A few people (this is a wild exaggeration – one single person inquired) have asked for details about the homeschooled version of preschool I’m doing with Ella this year.
simple at home preschool
4. We are doing a co-op preschool also this fall, with four other children her age. So, that’s the other two mornings of the week.
So! Now that you’ve plowed through those four things, here’s my very official and impressive curriculum, which I should probably patent immediately.
Math: I bought this kindergarten math workbook and she does one or two lessons a day. She loves it and always chooses this to do first. The lessons are fairly short and I usually bulk them up a little by making up additional questions or problems with the provided pictures. Once a week or so, I have her play this Todo K-2 Math app (free! and quite impressive) to practice tracing numbers, doing basic addition, etc. She likes it and I try not to fall asleep because the music is very soft and soothing.
Reading: Ella already knew all her letters and the sounds they made, so we’ve been working our way through Phonics Pathways (we checked it out from the library). I’m not at all in a hurry for her to learn to read (since she’s just barely three and I don’t feel like there is any rush), so we do part of a lesson each day, sometimes repeating the same lesson a couple of days in a row. I want to make sure it’s fun for her, rather than stressful. She also will often pull the book out in the evening and have Bart help her sound out words from the many many lists of words in the book. (I’d originally planned to use Teach Your Child to Read in 100 Easy Lessons, but my mom happened to mention to me that she’d used it with one of us and not been impressed at all – apparently of the four different things she used to teach the four of us to read, it was her least favorite).
Read-Aloud: I read aloud to her for about 15-20 minutes. We started with Socks (I liked it, but it’s not my favorite), and now we’re doing Charlotte’s Web which I think is much better and she seems to be following it more easily. Next, I plan to do The Mouse and the Motorcyle or Ramona the Pest. Sometimes she snuggles with me on the couch, sometimes she plays with Legos or blocks while I read to her.
Picture Books: My goal is to read all the Caldecott Winners and Honor books this year with her. We usually do three or four, depending on how long they are.

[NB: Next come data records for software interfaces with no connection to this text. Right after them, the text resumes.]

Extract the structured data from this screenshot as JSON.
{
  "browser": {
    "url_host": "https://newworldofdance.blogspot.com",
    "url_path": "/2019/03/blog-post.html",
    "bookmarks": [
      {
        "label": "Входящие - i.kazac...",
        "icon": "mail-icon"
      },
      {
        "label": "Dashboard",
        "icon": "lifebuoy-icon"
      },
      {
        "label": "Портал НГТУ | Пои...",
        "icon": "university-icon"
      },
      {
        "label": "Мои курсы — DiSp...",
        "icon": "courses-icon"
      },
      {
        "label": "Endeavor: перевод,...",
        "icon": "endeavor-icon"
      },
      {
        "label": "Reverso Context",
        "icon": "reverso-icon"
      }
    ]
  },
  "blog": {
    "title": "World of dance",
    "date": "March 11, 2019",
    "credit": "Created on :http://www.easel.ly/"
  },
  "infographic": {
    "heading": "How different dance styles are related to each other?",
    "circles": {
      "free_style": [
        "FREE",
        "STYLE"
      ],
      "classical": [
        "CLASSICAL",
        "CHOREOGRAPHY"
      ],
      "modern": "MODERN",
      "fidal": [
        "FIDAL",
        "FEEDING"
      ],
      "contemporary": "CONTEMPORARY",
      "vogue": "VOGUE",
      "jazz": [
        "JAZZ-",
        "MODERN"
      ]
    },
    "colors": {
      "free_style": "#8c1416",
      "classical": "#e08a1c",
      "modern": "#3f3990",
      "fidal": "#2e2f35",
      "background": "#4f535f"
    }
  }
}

Other things I’m planning to add:
- Handwriting. I have done zero research on this, but I’d like to add a handwriting workbook to our routine, since she loves letters and she really loves workbooks (it’s like she’s my child or something).
- Science. I think it’d be fun to do a science experiment once a week or so. I’ve heard good things about Slow and Steady Get Me Ready, and Science Play: Beginning Discoveries for 2-to-6-year-olds (this last one has the best reviews and also is the only one my library has a copy of so you can guess which one I’ll be using).
There are so many fun things we could do, but I don’t want to overwhelm either of us, and so far this has felt extremely manageable and kept it enjoyable for us both. We’ll save the SAT vocab word flashcards for next year.P.S. On the topic of schooling, this post by Design Mom last week about sending her two oldest children to a very poorly rated public high school was fascinating to me and its been on my mind all weekend.